– Since 1 May there has been no prohibition to purchase land for foreigners.
– The Ministry of Agriculture, which is responsible for this, the Prime Minister, and the chairmen of at least three committees of the Seimas have been aware of this.
– The political will has been expressed in non-ambiguous terms – such prohibition should exist, and it has been even stated that it exists. One can guess that the Constitutional Law will be adopted easily in autumn.
– There have been all the possibilities to amend the Lithuanian laws in the way that the prohibition to sell land to foreigners would be further restricted and the resolution of the Seimas is not a suitable instrument for that purpose.
– The abovementioned resolution was adopted turning a somersault on the last day of the Seimas session not because the fact came to light only then, but because on the day before the two means of the mass media, as if they have agreed between themselves, made the respective announcements of those facts.
– The notaries certifying the legitimacy of land sale transactions, have been put into an invidious position, where the law provides for one thing and the resolution of the Seimas states another.

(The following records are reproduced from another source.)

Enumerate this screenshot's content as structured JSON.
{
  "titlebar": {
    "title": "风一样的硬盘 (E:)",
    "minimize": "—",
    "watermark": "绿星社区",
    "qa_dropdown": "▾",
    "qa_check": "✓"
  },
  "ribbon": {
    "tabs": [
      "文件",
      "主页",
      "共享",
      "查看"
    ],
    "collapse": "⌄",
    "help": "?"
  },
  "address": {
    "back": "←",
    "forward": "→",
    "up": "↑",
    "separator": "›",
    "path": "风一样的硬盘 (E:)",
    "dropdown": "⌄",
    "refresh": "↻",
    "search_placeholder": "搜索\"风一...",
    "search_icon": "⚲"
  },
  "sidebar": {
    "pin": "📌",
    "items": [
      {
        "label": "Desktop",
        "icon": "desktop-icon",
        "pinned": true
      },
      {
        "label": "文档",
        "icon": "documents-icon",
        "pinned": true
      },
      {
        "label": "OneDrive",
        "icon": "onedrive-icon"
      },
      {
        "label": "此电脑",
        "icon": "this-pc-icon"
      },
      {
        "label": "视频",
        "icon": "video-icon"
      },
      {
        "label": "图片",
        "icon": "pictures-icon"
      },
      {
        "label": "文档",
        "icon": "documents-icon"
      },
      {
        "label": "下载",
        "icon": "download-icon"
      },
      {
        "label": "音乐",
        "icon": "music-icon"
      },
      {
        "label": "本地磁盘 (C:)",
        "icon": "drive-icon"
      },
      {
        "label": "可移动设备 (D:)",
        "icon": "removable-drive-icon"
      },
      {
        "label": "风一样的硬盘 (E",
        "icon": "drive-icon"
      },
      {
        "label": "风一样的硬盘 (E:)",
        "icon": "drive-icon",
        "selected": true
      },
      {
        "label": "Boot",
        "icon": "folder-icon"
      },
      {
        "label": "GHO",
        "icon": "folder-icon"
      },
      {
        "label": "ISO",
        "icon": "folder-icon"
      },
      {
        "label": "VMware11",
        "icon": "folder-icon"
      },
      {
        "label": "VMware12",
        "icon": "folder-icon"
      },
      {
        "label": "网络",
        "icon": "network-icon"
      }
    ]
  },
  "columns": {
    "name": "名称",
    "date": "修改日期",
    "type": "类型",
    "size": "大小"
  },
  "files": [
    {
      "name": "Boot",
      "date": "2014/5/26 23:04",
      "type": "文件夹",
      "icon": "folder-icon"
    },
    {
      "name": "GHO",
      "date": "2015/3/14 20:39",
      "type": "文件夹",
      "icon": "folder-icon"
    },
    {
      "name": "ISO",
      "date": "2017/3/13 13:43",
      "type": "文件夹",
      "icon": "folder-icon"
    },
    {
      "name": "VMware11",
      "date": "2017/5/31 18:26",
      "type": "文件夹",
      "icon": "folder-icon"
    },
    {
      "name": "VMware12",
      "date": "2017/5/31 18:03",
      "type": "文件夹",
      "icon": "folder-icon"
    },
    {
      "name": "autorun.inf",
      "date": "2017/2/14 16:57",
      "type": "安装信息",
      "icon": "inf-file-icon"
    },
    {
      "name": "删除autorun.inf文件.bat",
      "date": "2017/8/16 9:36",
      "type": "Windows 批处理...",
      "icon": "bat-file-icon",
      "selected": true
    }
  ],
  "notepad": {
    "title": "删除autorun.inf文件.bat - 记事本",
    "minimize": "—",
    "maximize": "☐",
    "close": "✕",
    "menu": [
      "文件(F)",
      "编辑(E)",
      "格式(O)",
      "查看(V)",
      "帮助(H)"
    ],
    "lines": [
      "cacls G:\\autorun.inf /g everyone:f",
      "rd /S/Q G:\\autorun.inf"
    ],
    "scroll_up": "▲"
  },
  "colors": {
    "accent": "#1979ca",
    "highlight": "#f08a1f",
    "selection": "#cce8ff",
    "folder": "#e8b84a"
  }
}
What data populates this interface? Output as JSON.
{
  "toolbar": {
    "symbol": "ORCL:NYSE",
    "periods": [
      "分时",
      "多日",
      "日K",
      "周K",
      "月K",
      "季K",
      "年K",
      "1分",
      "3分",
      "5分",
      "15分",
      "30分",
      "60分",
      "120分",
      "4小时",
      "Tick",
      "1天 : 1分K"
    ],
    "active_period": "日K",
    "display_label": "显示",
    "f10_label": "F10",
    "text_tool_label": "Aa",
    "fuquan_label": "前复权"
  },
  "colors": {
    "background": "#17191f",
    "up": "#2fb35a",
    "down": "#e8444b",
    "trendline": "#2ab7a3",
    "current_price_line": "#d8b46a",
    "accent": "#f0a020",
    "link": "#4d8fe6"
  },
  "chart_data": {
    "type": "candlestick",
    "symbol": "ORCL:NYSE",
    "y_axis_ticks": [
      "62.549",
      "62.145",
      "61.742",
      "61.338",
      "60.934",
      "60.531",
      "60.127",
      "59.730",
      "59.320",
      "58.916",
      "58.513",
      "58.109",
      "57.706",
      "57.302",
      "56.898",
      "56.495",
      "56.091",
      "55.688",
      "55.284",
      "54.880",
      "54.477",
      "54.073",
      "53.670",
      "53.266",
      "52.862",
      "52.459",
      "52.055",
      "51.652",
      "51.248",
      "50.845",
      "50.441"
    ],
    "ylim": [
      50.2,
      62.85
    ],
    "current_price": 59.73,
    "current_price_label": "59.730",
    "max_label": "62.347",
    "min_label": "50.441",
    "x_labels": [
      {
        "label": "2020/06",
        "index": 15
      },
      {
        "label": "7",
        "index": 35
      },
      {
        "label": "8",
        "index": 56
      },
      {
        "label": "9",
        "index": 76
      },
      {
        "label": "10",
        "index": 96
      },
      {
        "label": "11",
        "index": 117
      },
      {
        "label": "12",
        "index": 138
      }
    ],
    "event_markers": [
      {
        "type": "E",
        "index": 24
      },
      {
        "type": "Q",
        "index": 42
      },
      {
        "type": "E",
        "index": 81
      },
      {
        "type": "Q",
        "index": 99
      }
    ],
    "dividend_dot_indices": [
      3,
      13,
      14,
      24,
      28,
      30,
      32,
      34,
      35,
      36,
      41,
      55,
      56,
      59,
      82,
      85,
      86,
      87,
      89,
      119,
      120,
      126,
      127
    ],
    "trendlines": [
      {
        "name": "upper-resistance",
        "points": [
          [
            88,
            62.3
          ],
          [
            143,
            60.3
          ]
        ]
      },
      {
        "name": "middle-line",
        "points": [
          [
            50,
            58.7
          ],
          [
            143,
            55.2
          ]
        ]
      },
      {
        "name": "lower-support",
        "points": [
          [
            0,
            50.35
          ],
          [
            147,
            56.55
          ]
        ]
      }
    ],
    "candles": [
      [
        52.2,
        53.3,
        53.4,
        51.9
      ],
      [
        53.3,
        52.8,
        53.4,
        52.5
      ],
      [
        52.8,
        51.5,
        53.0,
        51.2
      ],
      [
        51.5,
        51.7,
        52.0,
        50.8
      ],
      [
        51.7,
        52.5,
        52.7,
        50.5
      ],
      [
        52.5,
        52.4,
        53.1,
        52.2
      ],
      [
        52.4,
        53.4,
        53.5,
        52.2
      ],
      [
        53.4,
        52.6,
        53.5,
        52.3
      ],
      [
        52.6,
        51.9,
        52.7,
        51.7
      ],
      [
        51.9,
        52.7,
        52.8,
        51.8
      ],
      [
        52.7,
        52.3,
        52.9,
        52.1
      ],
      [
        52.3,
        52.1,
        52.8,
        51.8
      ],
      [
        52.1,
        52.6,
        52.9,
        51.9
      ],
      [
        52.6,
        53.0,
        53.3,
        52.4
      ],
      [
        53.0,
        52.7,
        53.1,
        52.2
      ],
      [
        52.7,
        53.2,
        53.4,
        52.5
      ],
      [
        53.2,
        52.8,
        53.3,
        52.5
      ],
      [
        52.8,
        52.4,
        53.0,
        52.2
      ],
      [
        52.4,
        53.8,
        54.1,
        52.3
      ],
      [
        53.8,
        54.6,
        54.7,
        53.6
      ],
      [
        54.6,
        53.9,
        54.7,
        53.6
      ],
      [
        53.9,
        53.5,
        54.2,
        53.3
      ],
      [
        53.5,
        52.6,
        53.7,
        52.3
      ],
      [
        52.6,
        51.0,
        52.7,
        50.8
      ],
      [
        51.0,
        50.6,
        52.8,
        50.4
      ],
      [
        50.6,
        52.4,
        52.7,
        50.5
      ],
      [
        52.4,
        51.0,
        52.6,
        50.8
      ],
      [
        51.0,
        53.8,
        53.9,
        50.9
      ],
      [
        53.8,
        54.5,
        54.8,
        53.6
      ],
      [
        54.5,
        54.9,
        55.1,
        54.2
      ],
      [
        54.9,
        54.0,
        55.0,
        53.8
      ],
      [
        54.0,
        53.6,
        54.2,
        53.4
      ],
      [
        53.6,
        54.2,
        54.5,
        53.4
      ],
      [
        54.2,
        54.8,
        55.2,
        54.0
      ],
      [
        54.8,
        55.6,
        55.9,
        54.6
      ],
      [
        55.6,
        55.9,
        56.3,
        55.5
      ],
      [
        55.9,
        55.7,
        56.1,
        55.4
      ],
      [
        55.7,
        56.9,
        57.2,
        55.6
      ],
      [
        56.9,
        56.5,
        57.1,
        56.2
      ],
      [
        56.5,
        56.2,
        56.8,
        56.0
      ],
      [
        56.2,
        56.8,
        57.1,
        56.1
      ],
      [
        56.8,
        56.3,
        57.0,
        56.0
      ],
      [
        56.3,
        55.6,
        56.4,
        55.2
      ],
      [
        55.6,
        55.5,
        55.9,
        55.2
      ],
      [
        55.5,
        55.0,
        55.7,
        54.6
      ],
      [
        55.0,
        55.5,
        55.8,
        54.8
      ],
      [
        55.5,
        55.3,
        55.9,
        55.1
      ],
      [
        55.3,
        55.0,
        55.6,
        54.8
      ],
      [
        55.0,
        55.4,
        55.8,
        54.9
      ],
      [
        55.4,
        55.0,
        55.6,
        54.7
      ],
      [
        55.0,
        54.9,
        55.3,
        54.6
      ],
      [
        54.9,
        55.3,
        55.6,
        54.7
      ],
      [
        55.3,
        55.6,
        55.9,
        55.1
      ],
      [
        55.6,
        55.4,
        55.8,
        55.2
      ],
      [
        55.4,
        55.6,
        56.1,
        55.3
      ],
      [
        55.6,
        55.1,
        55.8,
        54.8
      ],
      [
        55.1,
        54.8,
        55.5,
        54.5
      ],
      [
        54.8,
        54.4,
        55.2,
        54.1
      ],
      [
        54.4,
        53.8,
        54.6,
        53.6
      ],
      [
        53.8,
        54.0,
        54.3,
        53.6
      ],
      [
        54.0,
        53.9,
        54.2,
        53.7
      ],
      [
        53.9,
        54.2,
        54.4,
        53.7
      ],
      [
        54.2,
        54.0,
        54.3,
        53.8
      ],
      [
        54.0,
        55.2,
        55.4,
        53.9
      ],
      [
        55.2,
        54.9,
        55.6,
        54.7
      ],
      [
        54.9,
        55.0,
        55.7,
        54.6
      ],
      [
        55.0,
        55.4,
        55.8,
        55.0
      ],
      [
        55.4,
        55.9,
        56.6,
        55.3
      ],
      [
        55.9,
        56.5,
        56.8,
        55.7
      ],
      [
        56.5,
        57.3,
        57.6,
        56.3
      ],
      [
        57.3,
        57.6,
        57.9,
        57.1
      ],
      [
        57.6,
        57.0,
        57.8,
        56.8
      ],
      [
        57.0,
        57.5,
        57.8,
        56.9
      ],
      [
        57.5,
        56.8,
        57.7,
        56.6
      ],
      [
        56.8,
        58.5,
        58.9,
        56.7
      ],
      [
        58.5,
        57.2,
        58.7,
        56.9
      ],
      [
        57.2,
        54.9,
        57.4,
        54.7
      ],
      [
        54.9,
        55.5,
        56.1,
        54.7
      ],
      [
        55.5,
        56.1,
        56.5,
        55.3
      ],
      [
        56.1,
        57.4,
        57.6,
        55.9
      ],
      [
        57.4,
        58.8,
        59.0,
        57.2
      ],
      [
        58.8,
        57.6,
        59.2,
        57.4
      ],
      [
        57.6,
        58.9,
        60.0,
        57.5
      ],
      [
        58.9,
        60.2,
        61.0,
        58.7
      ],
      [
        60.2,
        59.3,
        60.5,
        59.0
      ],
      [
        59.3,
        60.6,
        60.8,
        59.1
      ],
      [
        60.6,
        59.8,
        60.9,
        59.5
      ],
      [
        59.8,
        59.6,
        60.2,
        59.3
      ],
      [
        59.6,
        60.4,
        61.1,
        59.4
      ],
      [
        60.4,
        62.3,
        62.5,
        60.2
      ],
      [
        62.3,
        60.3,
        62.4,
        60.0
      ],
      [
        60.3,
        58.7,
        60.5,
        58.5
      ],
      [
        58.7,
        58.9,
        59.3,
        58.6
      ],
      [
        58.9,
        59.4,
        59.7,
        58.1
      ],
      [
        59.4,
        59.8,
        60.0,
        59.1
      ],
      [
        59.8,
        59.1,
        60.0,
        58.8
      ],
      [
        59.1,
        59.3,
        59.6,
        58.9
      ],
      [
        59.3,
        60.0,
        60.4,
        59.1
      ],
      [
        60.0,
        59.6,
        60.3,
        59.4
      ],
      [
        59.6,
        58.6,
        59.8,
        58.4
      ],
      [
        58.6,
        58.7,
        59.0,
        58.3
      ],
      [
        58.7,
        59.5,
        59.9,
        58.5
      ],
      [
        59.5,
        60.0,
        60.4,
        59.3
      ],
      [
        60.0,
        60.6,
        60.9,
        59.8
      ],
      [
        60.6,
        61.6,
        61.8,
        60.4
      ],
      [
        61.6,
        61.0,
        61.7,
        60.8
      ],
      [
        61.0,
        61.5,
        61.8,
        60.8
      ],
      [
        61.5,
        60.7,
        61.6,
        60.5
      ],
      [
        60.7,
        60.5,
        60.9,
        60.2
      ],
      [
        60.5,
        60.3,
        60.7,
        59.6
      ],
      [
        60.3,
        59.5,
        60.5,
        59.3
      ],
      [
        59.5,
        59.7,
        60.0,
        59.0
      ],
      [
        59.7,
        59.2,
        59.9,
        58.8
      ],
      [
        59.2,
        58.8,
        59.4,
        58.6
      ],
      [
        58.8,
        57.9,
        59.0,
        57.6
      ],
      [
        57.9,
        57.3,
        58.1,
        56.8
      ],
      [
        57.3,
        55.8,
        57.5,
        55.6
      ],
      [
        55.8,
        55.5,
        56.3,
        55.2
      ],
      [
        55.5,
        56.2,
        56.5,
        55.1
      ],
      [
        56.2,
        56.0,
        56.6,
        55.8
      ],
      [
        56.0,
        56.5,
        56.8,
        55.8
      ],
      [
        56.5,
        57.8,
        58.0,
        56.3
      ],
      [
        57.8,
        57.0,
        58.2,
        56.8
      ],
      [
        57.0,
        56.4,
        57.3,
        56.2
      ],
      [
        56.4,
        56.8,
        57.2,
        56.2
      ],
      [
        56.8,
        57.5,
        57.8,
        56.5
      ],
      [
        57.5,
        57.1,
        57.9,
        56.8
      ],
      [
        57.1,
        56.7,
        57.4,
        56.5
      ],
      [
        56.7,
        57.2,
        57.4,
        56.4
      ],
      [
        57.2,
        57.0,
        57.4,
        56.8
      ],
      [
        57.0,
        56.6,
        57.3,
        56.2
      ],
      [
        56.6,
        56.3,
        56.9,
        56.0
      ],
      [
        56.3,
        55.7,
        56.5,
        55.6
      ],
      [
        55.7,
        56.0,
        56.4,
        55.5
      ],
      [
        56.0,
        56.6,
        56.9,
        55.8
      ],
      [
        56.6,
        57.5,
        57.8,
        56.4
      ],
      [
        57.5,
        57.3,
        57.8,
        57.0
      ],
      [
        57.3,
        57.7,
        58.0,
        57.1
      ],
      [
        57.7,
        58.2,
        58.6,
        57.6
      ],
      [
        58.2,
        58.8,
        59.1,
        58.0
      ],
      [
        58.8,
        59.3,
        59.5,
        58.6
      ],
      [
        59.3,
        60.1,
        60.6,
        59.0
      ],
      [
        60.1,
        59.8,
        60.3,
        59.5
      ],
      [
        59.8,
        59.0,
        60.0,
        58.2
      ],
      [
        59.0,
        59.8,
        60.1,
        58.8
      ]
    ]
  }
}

– For those who are looking for someone to blame because the Constitutional Law has not been amended it is most convenient to find them in the personality of the Minister of Justice, who does not conceal his opinion concerning the restrictions on land sales, though it was him who has made everything for the situation to be treated according to the legal principles, for the law not to be manipulated, and for the political opponents to be sufficiently informed about the legal situation of this matter.